§ Work to complete:
Copy the data exactly. No line may be skipped.

(Website and app data records)
-=-=-

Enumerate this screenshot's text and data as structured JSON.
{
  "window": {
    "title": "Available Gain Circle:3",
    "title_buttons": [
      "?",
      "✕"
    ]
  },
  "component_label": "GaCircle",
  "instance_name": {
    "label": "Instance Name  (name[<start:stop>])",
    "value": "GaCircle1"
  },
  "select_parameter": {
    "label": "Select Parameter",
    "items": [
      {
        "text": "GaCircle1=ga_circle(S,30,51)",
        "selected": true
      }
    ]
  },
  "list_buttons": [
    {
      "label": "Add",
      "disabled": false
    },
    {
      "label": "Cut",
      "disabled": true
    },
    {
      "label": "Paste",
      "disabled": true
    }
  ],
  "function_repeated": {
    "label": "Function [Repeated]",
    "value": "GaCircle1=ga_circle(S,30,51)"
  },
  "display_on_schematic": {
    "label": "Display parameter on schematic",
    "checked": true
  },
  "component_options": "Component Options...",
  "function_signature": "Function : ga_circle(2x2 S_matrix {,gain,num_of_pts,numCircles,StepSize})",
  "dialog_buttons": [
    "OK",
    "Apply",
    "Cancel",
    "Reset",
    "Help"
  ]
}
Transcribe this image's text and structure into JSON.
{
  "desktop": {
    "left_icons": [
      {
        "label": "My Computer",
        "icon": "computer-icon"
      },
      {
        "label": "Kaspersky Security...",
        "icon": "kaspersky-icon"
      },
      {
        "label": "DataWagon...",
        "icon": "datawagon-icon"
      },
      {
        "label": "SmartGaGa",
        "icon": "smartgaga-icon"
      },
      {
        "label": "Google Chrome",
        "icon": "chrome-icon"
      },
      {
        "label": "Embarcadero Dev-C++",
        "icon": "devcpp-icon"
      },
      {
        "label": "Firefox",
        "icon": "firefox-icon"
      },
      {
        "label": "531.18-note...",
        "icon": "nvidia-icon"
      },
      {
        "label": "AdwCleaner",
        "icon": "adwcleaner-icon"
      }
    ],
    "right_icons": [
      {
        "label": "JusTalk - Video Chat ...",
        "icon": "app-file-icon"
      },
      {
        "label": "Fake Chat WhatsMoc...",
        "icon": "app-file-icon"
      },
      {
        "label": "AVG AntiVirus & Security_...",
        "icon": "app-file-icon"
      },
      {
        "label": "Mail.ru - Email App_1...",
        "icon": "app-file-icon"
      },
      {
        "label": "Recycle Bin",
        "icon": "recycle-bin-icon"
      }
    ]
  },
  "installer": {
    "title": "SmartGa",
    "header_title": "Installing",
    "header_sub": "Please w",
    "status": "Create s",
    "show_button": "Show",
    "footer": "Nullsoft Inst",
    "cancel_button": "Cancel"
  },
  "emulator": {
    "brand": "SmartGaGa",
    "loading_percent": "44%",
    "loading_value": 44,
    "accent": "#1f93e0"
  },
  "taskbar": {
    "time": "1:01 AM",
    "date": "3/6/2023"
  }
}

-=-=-

§ The completed task:
Enumerate this screenshot's text and data as structured JSON.
{
  "window": {
    "title": "Available Gain Circle:3",
    "title_buttons": [
      "?",
      "✕"
    ]
  },
  "component_label": "GaCircle",
  "instance_name": {
    "label": "Instance Name  (name[<start:stop>])",
    "value": "GaCircle1"
  },
  "select_parameter": {
    "label": "Select Parameter",
    "items": [
      {
        "text": "GaCircle1=ga_circle(S,30,51)",
        "selected": true
      }
    ]
  },
  "list_buttons": [
    {
      "label": "Add",
      "disabled": false
    },
    {
      "label": "Cut",
      "disabled": true
    },
    {
      "label": "Paste",
      "disabled": true
    }
  ],
  "function_repeated": {
    "label": "Function [Repeated]",
    "value": "GaCircle1=ga_circle(S,30,51)"
  },
  "display_on_schematic": {
    "label": "Display parameter on schematic",
    "checked": true
  },
  "component_options": "Component Options...",
  "function_signature": "Function : ga_circle(2x2 S_matrix {,gain,num_of_pts,numCircles,StepSize})",
  "dialog_buttons": [
    "OK",
    "Apply",
    "Cancel",
    "Reset",
    "Help"
  ]
}
Transcribe this image's text and structure into JSON.
{
  "desktop": {
    "left_icons": [
      {
        "label": "My Computer",
        "icon": "computer-icon"
      },
      {
        "label": "Kaspersky Security...",
        "icon": "kaspersky-icon"
      },
      {
        "label": "DataWagon...",
        "icon": "datawagon-icon"
      },
      {
        "label": "SmartGaGa",
        "icon": "smartgaga-icon"
      },
      {
        "label": "Google Chrome",
        "icon": "chrome-icon"
      },
      {
        "label": "Embarcadero Dev-C++",
        "icon": "devcpp-icon"
      },
      {
        "label": "Firefox",
        "icon": "firefox-icon"
      },
      {
        "label": "531.18-note...",
        "icon": "nvidia-icon"
      },
      {
        "label": "AdwCleaner",
        "icon": "adwcleaner-icon"
      }
    ],
    "right_icons": [
      {
        "label": "JusTalk - Video Chat ...",
        "icon": "app-file-icon"
      },
      {
        "label": "Fake Chat WhatsMoc...",
        "icon": "app-file-icon"
      },
      {
        "label": "AVG AntiVirus & Security_...",
        "icon": "app-file-icon"
      },
      {
        "label": "Mail.ru - Email App_1...",
        "icon": "app-file-icon"
      },
      {
        "label": "Recycle Bin",
        "icon": "recycle-bin-icon"
      }
    ]
  },
  "installer": {
    "title": "SmartGa",
    "header_title": "Installing",
    "header_sub": "Please w",
    "status": "Create s",
    "show_button": "Show",
    "footer": "Nullsoft Inst",
    "cancel_button": "Cancel"
  },
  "emulator": {
    "brand": "SmartGaGa",
    "loading_percent": "44%",
    "loading_value": 44,
    "accent": "#1f93e0"
  },
  "taskbar": {
    "time": "1:01 AM",
    "date": "3/6/2023"
  }
}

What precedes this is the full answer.